====== Data listing

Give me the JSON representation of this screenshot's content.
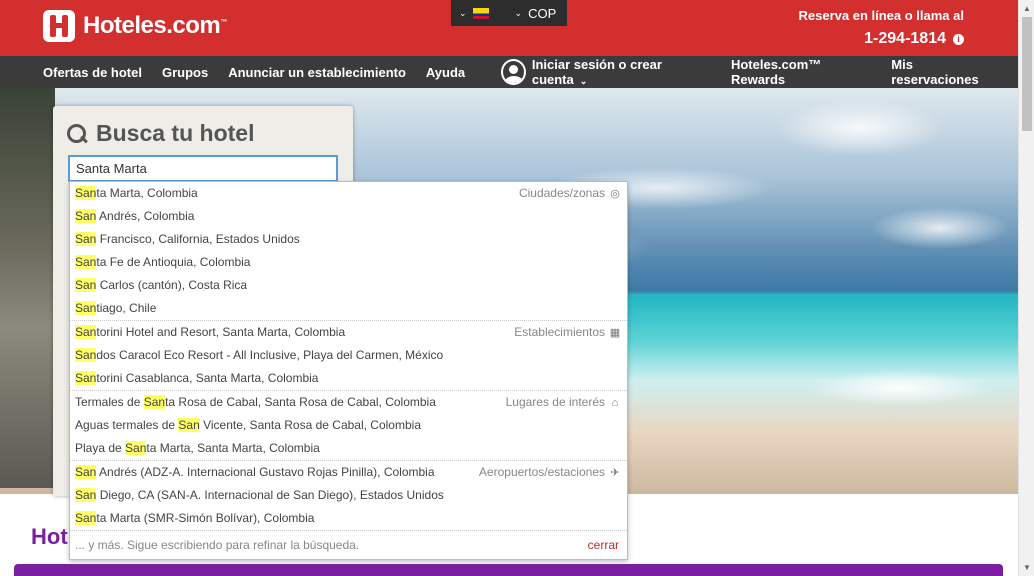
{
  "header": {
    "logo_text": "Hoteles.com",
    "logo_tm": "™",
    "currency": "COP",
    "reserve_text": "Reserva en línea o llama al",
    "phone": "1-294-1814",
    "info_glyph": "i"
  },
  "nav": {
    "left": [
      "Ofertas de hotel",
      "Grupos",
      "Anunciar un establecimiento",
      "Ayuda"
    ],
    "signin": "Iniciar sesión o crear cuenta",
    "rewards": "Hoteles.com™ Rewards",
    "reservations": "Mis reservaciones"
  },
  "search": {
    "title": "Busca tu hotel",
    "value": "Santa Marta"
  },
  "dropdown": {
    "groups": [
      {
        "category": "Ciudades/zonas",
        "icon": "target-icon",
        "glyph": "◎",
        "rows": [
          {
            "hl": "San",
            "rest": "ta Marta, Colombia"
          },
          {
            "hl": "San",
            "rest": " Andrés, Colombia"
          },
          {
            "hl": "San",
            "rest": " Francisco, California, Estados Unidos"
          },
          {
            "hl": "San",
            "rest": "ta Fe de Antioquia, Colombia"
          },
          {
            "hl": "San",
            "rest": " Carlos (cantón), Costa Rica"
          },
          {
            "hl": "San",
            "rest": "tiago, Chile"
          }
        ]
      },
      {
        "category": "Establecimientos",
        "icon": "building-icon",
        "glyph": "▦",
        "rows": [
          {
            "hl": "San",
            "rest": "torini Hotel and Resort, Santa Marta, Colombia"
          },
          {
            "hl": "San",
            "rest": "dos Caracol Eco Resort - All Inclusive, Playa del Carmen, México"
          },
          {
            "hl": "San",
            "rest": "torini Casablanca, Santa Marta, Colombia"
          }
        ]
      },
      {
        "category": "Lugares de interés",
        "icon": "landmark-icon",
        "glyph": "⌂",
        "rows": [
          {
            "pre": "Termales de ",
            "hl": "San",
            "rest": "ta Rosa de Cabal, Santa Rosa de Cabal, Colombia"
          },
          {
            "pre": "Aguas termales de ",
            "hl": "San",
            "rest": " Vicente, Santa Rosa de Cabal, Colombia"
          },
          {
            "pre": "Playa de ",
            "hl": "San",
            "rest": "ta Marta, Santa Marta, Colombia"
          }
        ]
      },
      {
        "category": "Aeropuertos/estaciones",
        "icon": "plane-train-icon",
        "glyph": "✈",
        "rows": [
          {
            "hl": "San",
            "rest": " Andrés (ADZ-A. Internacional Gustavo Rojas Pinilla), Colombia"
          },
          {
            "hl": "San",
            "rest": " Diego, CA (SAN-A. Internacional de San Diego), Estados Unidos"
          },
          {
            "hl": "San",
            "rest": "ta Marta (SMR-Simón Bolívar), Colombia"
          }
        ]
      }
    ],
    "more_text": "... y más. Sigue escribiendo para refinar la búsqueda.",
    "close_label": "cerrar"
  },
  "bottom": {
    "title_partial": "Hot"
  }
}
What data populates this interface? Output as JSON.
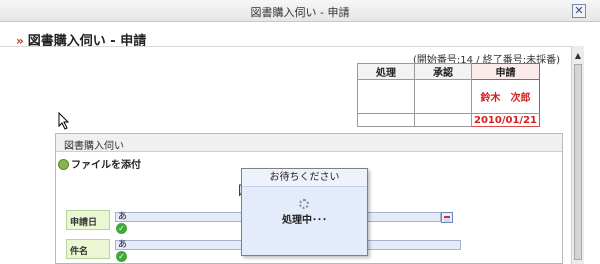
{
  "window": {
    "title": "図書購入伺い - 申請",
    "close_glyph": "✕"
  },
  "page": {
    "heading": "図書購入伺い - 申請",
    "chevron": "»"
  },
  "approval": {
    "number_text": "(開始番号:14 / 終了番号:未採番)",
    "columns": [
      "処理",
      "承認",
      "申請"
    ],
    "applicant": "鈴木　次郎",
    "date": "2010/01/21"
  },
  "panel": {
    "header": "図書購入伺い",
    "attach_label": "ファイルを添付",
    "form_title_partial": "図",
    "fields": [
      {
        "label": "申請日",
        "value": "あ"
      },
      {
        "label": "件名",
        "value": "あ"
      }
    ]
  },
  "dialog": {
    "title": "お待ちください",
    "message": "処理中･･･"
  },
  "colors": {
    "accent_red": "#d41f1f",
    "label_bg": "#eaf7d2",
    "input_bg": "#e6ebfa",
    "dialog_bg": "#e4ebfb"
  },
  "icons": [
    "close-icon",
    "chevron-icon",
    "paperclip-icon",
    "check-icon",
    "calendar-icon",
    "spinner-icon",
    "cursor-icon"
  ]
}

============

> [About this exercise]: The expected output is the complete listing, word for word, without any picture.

> [Response area]:
Give me the JSON representation of this screenshot's content.
{
  "header": {
    "logo_text": "Hoteles.com",
    "logo_tm": "™",
    "currency": "COP",
    "reserve_text": "Reserva en línea o llama al",
    "phone": "1-294-1814",
    "info_glyph": "i"
  },
  "nav": {
    "left": [
      "Ofertas de hotel",
      "Grupos",
      "Anunciar un establecimiento",
      "Ayuda"
    ],
    "signin": "Iniciar sesión o crear cuenta",
    "rewards": "Hoteles.com™ Rewards",
    "reservations": "Mis reservaciones"
  },
  "search": {
    "title": "Busca tu hotel",
    "value": "Santa Marta"
  },
  "dropdown": {
    "groups": [
      {
        "category": "Ciudades/zonas",
        "icon": "target-icon",
        "glyph": "◎",
        "rows": [
          {
            "hl": "San",
            "rest": "ta Marta, Colombia"
          },
          {
            "hl": "San",
            "rest": " Andrés, Colombia"
          },
          {
            "hl": "San",
            "rest": " Francisco, California, Estados Unidos"
          },
          {
            "hl": "San",
            "rest": "ta Fe de Antioquia, Colombia"
          },
          {
            "hl": "San",
            "rest": " Carlos (cantón), Costa Rica"
          },
          {
            "hl": "San",
            "rest": "tiago, Chile"
          }
        ]
      },
      {
        "category": "Establecimientos",
        "icon": "building-icon",
        "glyph": "▦",
        "rows": [
          {
            "hl": "San",
            "rest": "torini Hotel and Resort, Santa Marta, Colombia"
          },
          {
            "hl": "San",
            "rest": "dos Caracol Eco Resort - All Inclusive, Playa del Carmen, México"
          },
          {
            "hl": "San",
            "rest": "torini Casablanca, Santa Marta, Colombia"
          }
        ]
      },
      {
        "category": "Lugares de interés",
        "icon": "landmark-icon",
        "glyph": "⌂",
        "rows": [
          {
            "pre": "Termales de ",
            "hl": "San",
            "rest": "ta Rosa de Cabal, Santa Rosa de Cabal, Colombia"
          },
          {
            "pre": "Aguas termales de ",
            "hl": "San",
            "rest": " Vicente, Santa Rosa de Cabal, Colombia"
          },
          {
            "pre": "Playa de ",
            "hl": "San",
            "rest": "ta Marta, Santa Marta, Colombia"
          }
        ]
      },
      {
        "category": "Aeropuertos/estaciones",
        "icon": "plane-train-icon",
        "glyph": "✈",
        "rows": [
          {
            "hl": "San",
            "rest": " Andrés (ADZ-A. Internacional Gustavo Rojas Pinilla), Colombia"
          },
          {
            "hl": "San",
            "rest": " Diego, CA (SAN-A. Internacional de San Diego), Estados Unidos"
          },
          {
            "hl": "San",
            "rest": "ta Marta (SMR-Simón Bolívar), Colombia"
          }
        ]
      }
    ],
    "more_text": "... y más. Sigue escribiendo para refinar la búsqueda.",
    "close_label": "cerrar"
  },
  "bottom": {
    "title_partial": "Hot"
  }
}
What data populates this interface? Output as JSON.
{
  "window": {
    "title": "図書購入伺い - 申請",
    "close_glyph": "✕"
  },
  "page": {
    "heading": "図書購入伺い - 申請",
    "chevron": "»"
  },
  "approval": {
    "number_text": "(開始番号:14 / 終了番号:未採番)",
    "columns": [
      "処理",
      "承認",
      "申請"
    ],
    "applicant": "鈴木　次郎",
    "date": "2010/01/21"
  },
  "panel": {
    "header": "図書購入伺い",
    "attach_label": "ファイルを添付",
    "form_title_partial": "図",
    "fields": [
      {
        "label": "申請日",
        "value": "あ"
      },
      {
        "label": "件名",
        "value": "あ"
      }
    ]
  },
  "dialog": {
    "title": "お待ちください",
    "message": "処理中･･･"
  },
  "colors": {
    "accent_red": "#d41f1f",
    "label_bg": "#eaf7d2",
    "input_bg": "#e6ebfa",
    "dialog_bg": "#e4ebfb"
  },
  "icons": [
    "close-icon",
    "chevron-icon",
    "paperclip-icon",
    "check-icon",
    "calendar-icon",
    "spinner-icon",
    "cursor-icon"
  ]
}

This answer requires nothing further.